* Task goal
Please filter the entries for the word "Stopped" and copy every line that has it.

=== Exercise material ===

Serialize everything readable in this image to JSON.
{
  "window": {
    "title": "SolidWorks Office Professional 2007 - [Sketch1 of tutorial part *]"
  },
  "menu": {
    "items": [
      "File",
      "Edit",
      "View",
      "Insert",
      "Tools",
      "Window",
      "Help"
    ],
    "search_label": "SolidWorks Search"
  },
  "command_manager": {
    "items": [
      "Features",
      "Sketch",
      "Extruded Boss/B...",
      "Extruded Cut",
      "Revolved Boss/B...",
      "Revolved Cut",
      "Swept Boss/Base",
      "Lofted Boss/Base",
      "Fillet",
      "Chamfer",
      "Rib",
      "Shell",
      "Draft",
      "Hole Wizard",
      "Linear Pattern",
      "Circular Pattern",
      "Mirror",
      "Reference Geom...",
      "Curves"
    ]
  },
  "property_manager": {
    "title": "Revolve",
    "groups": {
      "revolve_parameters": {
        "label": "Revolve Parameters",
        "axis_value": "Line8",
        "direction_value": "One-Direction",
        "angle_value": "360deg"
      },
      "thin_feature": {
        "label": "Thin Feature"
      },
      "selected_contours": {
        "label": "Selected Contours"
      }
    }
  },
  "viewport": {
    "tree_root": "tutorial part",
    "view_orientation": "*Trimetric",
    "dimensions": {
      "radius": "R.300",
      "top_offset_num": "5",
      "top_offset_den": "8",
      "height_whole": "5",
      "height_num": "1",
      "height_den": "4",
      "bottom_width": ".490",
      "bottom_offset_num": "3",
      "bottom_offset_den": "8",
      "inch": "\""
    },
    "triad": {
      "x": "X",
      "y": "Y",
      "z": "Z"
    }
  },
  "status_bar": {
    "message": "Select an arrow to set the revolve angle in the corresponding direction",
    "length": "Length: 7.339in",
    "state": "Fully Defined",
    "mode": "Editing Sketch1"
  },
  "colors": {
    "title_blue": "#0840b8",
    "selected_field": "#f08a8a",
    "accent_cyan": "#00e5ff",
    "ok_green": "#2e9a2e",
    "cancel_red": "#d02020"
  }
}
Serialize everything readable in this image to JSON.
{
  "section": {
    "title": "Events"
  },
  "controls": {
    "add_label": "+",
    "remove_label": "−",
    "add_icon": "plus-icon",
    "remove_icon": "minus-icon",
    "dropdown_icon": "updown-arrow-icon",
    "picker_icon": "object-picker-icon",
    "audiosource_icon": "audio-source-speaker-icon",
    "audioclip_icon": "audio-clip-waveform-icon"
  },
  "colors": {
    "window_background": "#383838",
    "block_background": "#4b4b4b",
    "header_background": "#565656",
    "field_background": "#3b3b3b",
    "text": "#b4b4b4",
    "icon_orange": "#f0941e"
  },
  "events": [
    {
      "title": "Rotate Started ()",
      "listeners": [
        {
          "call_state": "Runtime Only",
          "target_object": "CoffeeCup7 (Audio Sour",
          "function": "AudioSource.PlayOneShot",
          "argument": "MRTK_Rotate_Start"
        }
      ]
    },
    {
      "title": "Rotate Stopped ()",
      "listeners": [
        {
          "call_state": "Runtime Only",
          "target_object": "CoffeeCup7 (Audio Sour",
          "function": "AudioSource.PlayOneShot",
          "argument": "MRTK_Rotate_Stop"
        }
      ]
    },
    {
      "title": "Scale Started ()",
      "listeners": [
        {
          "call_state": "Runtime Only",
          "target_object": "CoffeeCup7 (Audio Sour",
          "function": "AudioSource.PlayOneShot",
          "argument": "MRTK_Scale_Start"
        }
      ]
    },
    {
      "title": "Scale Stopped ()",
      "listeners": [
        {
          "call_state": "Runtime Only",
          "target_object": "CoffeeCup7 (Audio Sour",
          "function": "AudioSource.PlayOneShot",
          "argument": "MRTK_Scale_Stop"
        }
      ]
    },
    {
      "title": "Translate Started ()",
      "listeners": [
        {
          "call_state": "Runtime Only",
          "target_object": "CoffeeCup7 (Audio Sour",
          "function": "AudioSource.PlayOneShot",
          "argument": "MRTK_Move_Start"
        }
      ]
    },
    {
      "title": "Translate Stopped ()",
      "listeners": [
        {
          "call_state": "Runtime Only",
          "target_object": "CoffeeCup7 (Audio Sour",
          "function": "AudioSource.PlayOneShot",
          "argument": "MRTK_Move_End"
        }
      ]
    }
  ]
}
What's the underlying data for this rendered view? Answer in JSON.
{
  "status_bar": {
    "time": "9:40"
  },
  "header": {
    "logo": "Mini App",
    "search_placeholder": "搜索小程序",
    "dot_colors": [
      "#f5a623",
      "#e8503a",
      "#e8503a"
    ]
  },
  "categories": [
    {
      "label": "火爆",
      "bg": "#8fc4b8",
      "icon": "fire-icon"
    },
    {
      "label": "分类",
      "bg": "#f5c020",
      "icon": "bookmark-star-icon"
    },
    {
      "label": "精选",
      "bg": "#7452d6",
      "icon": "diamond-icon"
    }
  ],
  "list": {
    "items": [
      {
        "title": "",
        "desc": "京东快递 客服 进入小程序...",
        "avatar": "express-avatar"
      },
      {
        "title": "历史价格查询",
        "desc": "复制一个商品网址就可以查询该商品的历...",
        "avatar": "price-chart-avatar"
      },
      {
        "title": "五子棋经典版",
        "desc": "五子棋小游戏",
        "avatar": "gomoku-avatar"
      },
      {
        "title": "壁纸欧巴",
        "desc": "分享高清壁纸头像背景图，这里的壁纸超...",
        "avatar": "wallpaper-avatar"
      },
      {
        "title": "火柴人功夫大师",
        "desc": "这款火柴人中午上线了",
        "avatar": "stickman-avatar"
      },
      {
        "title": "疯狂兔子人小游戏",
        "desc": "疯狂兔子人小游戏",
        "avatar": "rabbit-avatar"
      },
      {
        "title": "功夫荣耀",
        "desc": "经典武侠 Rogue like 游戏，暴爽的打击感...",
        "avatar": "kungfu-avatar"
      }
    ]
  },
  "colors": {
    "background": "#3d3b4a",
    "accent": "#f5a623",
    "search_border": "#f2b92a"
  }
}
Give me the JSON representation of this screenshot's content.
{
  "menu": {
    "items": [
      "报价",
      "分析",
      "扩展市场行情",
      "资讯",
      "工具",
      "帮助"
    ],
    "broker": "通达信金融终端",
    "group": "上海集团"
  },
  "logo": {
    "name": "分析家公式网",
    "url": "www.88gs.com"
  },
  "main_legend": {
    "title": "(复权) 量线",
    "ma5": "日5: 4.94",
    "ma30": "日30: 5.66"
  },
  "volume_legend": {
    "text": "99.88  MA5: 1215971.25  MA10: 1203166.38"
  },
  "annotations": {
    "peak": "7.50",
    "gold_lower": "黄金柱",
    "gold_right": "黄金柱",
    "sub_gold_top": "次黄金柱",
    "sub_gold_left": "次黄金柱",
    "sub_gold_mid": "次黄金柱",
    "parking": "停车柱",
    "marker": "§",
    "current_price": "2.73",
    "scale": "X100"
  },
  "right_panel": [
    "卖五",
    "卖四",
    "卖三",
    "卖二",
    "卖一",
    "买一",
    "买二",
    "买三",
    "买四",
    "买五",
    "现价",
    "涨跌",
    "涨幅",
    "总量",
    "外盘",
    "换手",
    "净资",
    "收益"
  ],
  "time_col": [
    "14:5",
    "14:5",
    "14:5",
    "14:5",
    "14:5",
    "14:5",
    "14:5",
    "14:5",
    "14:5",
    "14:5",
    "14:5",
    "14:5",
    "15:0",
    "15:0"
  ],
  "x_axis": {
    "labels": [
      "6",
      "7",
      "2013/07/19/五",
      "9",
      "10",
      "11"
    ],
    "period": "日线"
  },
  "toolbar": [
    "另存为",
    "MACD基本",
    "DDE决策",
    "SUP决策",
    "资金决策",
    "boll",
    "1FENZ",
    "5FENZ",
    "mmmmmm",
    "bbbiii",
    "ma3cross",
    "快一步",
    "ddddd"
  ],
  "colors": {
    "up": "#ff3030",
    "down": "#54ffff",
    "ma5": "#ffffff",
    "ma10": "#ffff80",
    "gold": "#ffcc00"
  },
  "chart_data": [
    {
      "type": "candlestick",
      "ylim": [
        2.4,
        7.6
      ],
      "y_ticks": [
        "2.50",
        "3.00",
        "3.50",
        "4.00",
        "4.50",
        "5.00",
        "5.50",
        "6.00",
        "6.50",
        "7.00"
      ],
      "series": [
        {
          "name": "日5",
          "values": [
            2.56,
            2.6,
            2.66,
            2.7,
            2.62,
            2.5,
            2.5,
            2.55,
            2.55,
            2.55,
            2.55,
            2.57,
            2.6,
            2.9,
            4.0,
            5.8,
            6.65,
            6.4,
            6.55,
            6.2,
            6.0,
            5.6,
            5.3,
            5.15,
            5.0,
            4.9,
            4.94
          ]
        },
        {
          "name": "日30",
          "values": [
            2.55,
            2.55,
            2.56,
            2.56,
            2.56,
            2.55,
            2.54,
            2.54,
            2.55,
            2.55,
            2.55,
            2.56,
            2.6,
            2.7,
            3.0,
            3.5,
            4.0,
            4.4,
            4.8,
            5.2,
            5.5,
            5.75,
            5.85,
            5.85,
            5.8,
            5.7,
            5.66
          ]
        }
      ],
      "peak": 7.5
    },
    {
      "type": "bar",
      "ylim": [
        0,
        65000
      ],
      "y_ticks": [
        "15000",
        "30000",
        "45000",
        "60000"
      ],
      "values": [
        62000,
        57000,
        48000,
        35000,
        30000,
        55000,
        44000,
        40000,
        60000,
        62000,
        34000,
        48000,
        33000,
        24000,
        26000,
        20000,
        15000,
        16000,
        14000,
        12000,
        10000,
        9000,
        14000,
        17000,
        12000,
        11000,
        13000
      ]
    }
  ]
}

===

* Answer to this task
      "title": "Rotate Stopped ()",
      "title": "Scale Stopped ()",
      "title": "Translate Stopped ()",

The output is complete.